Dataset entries
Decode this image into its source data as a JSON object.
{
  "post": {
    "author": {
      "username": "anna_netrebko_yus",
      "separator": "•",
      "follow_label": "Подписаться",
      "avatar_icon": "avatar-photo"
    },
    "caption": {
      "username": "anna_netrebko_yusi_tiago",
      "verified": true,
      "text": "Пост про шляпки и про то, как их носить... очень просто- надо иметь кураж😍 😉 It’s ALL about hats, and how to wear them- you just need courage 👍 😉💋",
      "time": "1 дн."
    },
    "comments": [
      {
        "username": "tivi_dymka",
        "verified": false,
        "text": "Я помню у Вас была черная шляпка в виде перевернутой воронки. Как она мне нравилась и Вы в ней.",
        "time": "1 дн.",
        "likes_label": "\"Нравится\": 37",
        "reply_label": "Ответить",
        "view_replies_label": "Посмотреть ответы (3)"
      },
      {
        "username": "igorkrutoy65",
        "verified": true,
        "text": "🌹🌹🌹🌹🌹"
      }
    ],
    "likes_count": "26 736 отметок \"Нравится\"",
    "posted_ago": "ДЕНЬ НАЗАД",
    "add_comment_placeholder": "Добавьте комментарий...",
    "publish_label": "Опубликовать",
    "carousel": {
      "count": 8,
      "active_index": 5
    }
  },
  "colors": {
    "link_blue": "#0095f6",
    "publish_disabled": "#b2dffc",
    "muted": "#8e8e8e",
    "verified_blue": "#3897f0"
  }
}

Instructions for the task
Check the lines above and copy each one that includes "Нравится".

Solution below
        "likes_label": "\"Нравится\": 37",
    "likes_count": "26 736 отметок \"Нравится\"",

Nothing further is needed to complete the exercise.